====== Data for this task
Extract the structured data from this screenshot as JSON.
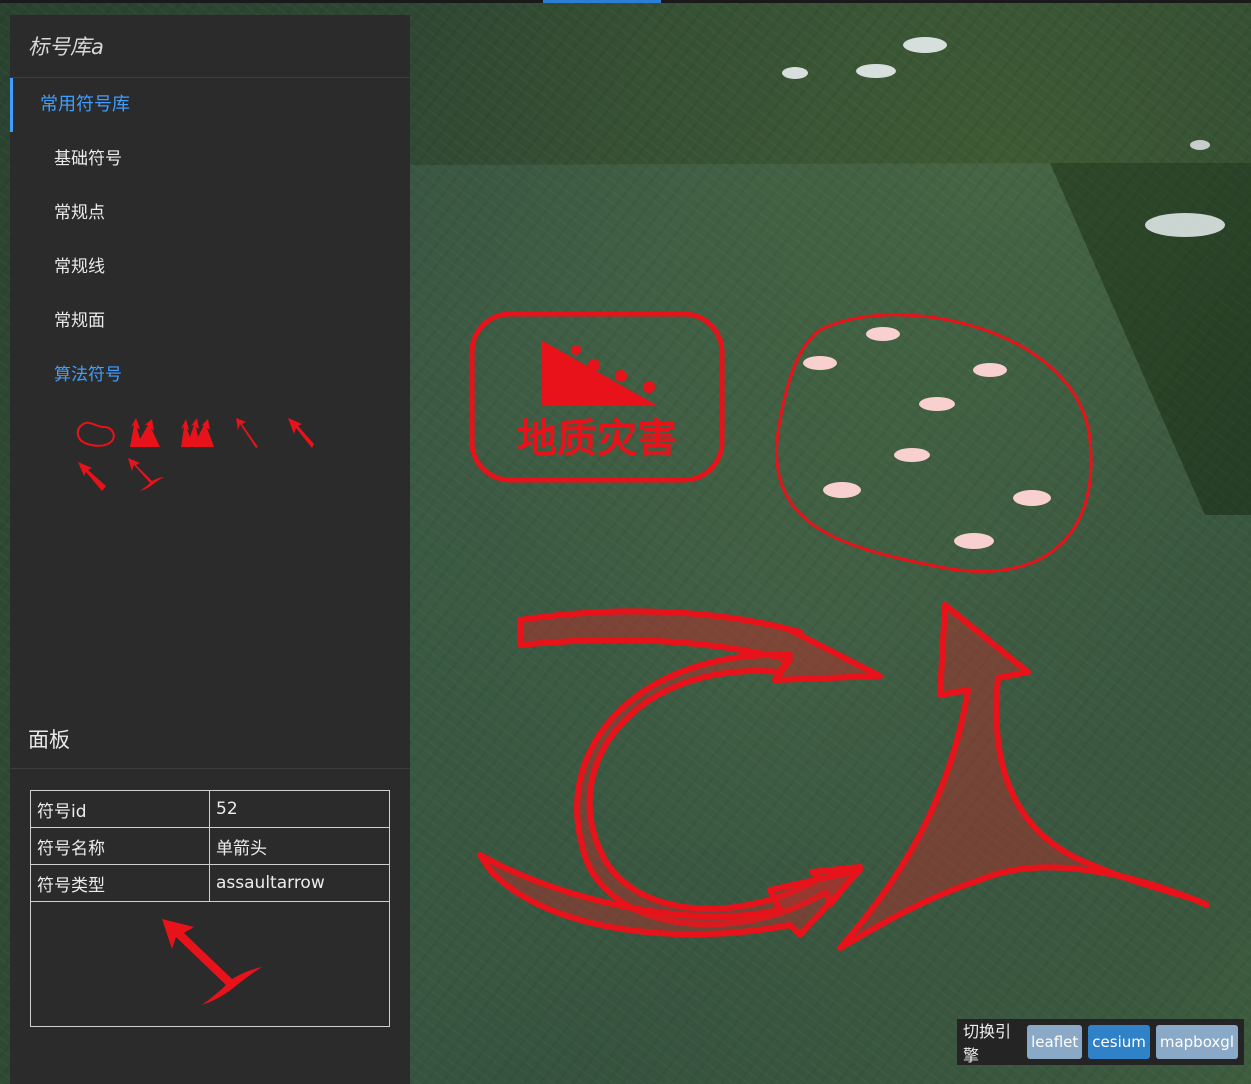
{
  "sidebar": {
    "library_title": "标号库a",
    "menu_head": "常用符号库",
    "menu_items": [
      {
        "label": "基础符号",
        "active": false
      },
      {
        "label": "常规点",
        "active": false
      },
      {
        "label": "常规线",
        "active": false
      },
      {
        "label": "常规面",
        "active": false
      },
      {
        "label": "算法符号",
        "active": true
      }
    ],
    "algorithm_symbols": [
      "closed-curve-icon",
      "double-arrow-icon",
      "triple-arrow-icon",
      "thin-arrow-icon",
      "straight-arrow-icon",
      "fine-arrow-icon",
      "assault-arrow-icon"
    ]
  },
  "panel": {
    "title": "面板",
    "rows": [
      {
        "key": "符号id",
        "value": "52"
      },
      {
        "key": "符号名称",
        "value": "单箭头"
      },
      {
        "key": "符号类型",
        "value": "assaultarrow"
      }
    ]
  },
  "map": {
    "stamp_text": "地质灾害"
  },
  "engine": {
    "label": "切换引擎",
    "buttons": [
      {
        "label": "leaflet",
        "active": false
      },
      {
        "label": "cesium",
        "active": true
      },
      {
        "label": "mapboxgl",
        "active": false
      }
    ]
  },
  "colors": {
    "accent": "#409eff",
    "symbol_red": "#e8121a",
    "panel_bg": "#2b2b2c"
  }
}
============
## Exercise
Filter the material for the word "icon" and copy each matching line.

## Response area
      "closed-curve-icon",
      "double-arrow-icon",
      "triple-arrow-icon",
      "thin-arrow-icon",
      "straight-arrow-icon",
      "fine-arrow-icon",
      "assault-arrow-icon"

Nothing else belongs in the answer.